__Data extracts__
<<<<

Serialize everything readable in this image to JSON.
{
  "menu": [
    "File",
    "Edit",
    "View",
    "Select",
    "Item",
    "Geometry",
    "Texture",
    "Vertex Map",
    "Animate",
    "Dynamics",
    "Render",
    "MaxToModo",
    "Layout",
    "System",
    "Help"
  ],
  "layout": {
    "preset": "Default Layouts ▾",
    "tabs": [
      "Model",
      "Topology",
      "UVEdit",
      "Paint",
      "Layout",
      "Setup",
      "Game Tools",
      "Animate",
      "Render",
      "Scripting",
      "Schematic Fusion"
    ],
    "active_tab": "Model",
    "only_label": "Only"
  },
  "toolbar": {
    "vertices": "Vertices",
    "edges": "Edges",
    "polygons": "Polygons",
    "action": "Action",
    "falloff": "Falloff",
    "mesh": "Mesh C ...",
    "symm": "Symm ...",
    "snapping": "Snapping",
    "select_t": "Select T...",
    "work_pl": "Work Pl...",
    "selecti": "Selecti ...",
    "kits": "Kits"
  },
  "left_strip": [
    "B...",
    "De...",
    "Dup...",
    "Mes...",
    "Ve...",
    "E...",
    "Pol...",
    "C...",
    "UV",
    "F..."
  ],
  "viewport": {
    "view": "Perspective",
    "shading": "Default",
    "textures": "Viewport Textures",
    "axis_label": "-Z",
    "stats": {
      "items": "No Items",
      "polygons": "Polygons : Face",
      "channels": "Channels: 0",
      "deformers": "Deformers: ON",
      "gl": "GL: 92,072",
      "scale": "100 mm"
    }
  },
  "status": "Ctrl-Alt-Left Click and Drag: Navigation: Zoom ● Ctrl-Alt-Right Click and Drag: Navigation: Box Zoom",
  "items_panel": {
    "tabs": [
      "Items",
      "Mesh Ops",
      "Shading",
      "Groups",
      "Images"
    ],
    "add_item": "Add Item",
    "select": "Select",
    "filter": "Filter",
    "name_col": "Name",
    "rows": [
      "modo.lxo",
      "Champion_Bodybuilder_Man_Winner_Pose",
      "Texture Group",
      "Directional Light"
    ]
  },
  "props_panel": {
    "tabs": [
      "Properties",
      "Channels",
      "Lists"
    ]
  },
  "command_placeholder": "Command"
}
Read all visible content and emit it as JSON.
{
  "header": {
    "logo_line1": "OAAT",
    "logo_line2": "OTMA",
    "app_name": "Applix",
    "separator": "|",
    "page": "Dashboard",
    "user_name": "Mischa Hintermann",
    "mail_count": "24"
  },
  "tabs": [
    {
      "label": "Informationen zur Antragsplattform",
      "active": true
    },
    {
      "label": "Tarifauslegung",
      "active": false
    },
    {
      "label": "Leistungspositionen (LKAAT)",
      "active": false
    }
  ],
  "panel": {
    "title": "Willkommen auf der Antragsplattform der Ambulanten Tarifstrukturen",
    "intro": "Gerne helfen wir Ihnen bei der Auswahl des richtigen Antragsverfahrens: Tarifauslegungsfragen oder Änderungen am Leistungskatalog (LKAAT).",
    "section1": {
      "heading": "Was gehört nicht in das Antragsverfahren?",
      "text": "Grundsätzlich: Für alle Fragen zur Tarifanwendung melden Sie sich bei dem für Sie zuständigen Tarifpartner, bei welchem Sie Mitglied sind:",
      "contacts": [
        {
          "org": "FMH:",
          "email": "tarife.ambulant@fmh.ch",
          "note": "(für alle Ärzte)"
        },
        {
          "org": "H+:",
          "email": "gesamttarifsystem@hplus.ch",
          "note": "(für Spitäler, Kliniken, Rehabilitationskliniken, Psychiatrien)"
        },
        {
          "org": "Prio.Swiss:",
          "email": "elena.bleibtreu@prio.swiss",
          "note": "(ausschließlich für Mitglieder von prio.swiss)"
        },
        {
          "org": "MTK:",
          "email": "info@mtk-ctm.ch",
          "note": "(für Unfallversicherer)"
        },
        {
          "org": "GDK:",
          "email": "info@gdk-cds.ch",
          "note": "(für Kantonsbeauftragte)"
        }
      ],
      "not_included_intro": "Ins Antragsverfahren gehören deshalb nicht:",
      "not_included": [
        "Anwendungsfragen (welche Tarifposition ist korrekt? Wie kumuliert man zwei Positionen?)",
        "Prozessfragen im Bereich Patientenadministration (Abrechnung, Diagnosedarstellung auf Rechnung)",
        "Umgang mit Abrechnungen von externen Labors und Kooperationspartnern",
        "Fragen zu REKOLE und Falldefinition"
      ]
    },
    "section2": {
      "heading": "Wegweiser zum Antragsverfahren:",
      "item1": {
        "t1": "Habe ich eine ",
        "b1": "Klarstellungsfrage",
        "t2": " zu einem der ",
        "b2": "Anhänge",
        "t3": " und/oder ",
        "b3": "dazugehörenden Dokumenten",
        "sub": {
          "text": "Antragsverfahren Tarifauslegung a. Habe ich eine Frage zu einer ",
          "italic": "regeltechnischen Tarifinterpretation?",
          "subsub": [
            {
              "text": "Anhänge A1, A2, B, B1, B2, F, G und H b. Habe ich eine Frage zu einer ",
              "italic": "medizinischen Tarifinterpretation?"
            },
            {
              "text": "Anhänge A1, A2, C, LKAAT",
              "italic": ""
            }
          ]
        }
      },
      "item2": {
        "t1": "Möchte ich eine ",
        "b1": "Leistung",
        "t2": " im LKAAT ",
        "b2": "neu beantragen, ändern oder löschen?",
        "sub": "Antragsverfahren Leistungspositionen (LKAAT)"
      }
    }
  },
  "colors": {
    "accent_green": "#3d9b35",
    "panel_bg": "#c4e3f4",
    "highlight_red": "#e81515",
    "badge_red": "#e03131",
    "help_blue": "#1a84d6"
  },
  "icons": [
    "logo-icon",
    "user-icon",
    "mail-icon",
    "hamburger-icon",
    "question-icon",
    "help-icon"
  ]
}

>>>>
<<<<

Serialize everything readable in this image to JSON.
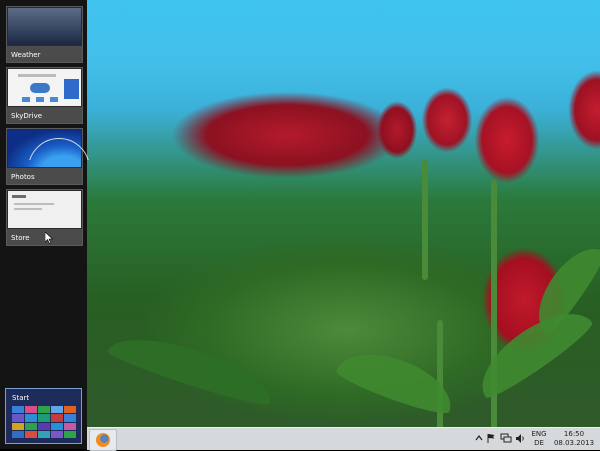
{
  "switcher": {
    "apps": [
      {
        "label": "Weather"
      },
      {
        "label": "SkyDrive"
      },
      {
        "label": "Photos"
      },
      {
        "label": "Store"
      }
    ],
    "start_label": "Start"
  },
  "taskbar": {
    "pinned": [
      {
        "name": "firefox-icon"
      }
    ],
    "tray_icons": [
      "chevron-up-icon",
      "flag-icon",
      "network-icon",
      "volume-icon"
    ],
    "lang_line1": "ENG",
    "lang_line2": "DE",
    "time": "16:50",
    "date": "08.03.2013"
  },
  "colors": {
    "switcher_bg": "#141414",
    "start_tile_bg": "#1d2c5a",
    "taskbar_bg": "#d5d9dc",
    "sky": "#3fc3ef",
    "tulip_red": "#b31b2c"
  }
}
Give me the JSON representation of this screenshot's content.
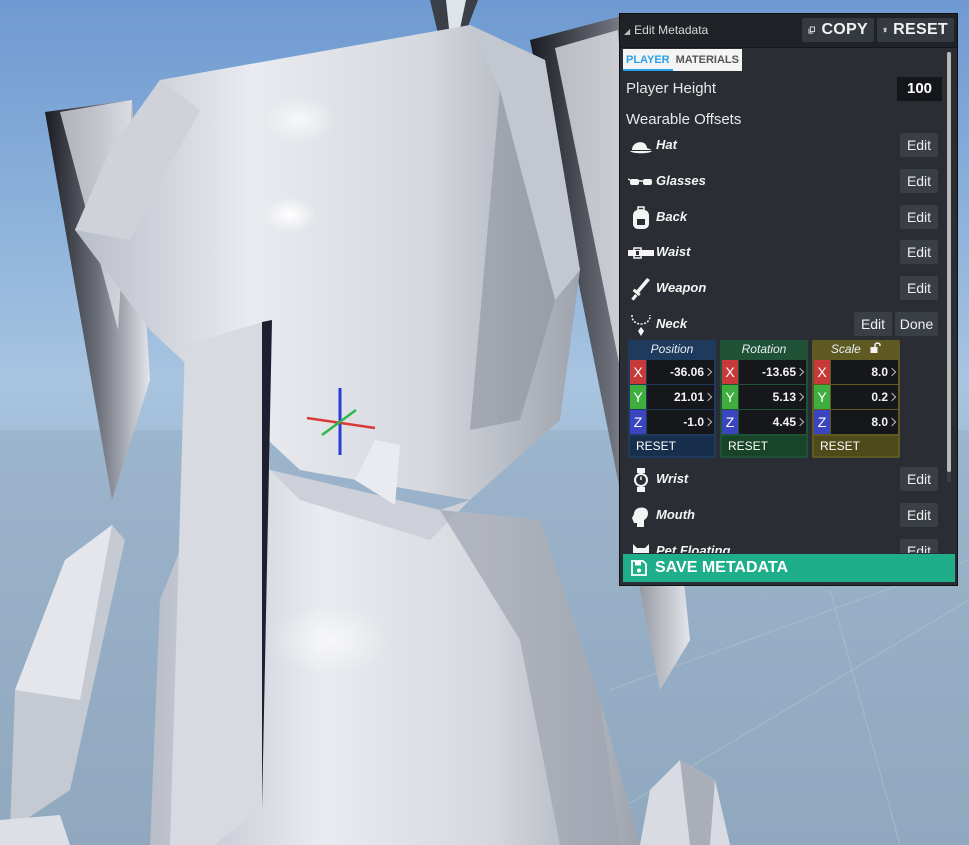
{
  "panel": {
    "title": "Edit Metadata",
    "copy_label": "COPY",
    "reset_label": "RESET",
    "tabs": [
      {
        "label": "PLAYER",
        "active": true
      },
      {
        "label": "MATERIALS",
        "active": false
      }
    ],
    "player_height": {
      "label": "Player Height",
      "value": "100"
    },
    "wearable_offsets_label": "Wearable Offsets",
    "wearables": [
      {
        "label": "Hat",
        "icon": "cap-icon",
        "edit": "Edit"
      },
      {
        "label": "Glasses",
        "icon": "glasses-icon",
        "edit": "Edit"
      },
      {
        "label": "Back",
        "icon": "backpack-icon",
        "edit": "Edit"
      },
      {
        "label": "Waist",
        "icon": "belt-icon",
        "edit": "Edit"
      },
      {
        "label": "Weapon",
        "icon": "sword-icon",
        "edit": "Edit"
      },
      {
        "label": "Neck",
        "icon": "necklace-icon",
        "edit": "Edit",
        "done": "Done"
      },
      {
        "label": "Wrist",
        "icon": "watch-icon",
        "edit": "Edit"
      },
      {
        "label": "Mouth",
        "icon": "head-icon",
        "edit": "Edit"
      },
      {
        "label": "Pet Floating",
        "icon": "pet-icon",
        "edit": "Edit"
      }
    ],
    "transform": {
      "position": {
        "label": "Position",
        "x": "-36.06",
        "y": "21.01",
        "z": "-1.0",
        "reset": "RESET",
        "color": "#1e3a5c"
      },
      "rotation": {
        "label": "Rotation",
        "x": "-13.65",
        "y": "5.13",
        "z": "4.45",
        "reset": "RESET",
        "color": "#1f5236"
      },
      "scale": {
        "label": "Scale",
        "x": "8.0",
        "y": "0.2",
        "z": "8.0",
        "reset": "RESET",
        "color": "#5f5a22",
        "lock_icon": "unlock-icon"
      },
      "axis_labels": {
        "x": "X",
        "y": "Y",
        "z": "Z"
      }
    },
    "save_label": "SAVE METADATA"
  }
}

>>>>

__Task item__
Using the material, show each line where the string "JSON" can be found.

__Exercise solution__
Serialize everything readable in this image to JSON.
Read all visible content and emit it as JSON.
Serialize everything readable in this image to JSON.
Give me the JSON representation of this screenshot's content.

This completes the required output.